:: Prompt ::
Search the records below for the string "強化ドリンク" and copy each line where it turns up.

*** Opening of Working data ***

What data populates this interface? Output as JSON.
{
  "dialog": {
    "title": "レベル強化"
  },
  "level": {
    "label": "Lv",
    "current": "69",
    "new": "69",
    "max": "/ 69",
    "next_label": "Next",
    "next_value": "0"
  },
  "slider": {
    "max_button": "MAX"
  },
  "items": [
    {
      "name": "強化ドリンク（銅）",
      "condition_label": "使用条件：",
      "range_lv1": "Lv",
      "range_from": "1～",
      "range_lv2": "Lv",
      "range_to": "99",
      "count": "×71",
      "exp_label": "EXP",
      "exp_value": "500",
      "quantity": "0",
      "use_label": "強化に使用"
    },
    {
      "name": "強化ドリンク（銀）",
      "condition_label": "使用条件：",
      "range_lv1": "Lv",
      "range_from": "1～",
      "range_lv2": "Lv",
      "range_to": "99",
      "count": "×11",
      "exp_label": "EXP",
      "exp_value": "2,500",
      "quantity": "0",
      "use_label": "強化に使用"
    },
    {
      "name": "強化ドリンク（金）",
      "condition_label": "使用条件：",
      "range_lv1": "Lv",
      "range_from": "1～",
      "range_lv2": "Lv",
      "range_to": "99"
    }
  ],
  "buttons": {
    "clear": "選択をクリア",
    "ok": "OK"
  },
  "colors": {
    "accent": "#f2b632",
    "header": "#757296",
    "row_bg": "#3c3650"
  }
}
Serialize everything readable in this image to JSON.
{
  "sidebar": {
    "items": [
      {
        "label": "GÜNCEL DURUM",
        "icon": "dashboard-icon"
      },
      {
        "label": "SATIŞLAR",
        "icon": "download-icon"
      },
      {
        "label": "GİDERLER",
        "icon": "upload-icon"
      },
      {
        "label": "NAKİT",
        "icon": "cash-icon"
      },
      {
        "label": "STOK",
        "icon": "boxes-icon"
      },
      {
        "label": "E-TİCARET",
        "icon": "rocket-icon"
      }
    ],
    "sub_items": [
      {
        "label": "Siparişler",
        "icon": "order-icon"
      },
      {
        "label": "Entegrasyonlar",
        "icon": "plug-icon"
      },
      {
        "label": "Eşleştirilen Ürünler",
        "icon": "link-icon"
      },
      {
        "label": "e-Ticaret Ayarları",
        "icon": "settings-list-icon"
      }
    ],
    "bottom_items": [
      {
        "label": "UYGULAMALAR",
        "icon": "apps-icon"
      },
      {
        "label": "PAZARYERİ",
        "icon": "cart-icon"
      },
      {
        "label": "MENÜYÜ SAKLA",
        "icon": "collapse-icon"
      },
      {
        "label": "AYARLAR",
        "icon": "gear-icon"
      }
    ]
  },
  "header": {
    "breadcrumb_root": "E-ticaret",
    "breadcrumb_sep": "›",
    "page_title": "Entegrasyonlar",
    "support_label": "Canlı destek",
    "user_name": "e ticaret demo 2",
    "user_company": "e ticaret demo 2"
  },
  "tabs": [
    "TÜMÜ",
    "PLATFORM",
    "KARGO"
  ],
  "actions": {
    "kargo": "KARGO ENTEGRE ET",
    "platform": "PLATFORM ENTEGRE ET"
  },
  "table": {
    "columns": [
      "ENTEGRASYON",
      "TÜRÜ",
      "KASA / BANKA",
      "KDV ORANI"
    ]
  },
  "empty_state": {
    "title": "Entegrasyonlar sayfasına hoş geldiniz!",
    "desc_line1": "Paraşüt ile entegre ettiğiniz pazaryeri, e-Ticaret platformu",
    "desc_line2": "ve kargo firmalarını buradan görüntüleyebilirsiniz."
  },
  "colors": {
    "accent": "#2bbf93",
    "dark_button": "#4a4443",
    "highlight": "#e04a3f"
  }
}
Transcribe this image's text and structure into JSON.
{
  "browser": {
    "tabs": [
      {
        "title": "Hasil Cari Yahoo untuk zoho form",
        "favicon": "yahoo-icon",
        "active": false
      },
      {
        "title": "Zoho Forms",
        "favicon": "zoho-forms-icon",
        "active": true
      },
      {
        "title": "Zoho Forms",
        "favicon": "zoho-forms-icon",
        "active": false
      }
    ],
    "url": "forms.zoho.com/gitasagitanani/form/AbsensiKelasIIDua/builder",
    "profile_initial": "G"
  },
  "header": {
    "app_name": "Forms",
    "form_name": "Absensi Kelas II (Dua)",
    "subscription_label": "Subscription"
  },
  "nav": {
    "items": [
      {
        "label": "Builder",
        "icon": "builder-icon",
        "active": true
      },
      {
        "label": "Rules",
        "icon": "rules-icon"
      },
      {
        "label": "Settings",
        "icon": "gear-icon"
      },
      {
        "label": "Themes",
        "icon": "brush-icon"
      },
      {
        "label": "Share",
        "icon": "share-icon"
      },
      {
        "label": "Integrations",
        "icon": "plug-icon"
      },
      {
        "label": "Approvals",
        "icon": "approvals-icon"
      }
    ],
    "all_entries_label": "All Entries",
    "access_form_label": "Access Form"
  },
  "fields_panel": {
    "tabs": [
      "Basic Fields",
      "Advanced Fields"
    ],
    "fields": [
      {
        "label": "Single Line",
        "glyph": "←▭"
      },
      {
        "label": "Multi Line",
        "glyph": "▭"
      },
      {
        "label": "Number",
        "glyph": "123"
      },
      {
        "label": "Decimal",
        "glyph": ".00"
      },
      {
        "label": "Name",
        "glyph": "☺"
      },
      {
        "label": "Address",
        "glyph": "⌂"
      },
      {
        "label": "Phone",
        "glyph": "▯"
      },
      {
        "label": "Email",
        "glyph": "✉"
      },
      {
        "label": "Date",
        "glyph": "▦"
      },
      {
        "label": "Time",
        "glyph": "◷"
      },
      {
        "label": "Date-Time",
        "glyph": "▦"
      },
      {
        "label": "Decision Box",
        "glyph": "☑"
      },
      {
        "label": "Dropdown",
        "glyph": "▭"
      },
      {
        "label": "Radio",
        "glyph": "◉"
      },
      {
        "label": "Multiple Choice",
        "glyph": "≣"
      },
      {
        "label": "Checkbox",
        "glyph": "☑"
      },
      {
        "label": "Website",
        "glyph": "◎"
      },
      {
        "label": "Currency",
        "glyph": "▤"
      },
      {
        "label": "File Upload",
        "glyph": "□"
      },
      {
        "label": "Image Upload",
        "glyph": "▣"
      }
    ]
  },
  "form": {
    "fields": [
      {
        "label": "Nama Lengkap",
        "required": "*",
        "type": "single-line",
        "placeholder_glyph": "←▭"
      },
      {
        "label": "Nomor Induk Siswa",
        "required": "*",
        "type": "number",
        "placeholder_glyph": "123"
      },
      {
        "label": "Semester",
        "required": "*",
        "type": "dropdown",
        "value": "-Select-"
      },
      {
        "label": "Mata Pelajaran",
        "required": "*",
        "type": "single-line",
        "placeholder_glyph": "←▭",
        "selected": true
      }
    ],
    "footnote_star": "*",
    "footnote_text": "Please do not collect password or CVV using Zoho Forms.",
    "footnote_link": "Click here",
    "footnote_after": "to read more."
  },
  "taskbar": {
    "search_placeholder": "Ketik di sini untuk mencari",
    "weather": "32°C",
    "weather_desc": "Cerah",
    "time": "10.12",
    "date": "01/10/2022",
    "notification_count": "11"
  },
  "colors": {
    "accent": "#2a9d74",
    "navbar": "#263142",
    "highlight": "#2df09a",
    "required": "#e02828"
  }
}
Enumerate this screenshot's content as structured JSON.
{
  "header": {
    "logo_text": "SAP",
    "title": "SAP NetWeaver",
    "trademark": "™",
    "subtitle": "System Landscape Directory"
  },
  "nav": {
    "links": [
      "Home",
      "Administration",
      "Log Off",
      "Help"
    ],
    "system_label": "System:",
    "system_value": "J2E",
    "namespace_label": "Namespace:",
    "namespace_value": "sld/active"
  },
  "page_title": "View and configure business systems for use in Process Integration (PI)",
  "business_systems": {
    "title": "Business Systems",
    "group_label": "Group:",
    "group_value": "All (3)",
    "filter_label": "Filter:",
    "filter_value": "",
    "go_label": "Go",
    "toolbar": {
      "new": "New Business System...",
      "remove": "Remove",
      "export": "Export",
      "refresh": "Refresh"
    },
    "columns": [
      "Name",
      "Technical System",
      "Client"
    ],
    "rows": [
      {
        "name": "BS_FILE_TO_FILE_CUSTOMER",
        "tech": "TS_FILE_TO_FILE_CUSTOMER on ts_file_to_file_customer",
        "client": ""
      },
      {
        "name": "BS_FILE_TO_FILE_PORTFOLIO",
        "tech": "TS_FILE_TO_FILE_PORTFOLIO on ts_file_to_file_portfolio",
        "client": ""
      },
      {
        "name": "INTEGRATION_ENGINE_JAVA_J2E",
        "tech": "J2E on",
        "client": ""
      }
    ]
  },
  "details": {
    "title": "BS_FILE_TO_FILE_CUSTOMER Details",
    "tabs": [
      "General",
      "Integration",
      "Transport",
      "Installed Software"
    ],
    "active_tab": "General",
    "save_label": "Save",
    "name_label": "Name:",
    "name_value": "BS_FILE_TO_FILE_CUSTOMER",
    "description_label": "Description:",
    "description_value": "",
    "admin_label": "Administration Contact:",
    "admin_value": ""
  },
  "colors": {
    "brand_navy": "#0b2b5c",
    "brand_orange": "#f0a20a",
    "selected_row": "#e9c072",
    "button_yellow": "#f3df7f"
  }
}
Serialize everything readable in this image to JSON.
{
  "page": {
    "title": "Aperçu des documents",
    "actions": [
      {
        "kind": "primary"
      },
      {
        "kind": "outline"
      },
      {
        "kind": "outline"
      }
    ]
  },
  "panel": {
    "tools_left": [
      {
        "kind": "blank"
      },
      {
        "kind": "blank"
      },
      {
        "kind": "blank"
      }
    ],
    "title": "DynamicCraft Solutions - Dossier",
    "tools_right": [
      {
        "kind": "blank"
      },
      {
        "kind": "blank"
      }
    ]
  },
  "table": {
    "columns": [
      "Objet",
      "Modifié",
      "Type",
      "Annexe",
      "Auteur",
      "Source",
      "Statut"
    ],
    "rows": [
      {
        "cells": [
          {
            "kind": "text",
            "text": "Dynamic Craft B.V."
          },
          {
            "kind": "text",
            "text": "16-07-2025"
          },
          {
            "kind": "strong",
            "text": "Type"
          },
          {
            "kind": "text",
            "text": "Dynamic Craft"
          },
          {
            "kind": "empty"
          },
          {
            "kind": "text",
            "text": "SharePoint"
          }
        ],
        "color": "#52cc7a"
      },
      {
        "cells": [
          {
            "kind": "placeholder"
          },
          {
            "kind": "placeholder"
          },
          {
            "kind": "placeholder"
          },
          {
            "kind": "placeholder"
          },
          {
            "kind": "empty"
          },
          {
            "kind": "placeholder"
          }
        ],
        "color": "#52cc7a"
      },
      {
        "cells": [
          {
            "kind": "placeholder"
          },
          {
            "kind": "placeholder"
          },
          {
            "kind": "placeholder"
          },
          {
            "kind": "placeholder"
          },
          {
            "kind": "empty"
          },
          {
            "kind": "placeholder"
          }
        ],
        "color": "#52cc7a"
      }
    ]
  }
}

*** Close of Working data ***

:: Response to the task ::
      "name": "強化ドリンク（銅）",
      "name": "強化ドリンク（銀）",
      "name": "強化ドリンク（金）",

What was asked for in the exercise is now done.